Recently in Yellowstone National Park, a couple of visitors from out of the country saw a baby bison laying by the side of the road. Fearing the baby was cold, they placed the baby in the back of their car and drove to a ranger station seeking help for the young one. Locals and those familiar with the etiquette of living with bison know these individuals made a very dangerous decision for everyone involved. However, this situation speaks to the deeper need to understand the world around us so that our heart can make informed decisions when we feel compelled to act.
The tragically unfortunate ending to this story is that the baby bison ultimately had to be euthanized due to apparent rejection from the herd. One important piece of this story is that it is unknown as to whether or not the baby was rejected prior to the visitor’s involvement or as a result of being handled by the visitors. In any case, the visitors who took the baby to the ranger station were cited. When I heard the outcome of this story, my heart broke… so very sad that this baby had to die… and so very sad that the goodness of heart and empathy for another living being exhibited by the visitors was so misplaced and confused.
In the days following this incident, as word spread through cyberspace and various media networks, I found myself becoming more and more frustrated with the chatter taking place on social media in regards to this tragedy. I was stunned at the name calling, outright threatening comments, and general righteousness directed toward the park visitors whose uninformed actions may have led to the death of the baby bison.
While we absolutely cannot overlook the seriousness and improperness inherent in placing a baby wild bison into a car, we also cannot overlook that these people were acting from the heart out of genuine concern for another living being. As an environmental education professional, I can say without question that all of these elements must be considered when figuring out how to address such a terrible situation. Additionally, we must continue to ask ourselves what can we each do to help prevent such an act in the future.
It seems to me that a situation such as this exemplifies not only the need for a deeper connection to life around us and more substantial education regarding wildlife and their needs, but also illustrates the deep caring potential within the human heart which only needs proper direction to become a truly powerful, healing force on Earth.

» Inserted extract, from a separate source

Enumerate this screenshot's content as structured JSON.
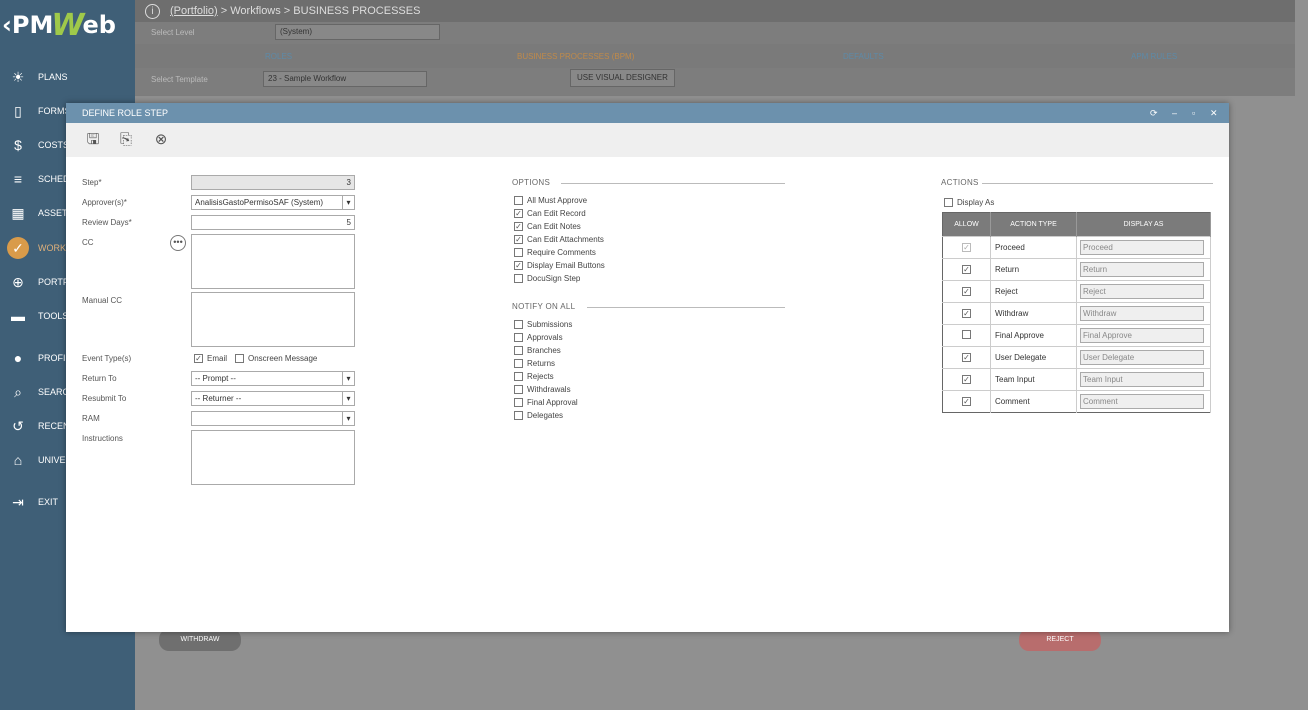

Let us move forward with a clear image of all that an incident such as this can teach us and not merely use it as another opportunity to vehemently criticize the actions of others.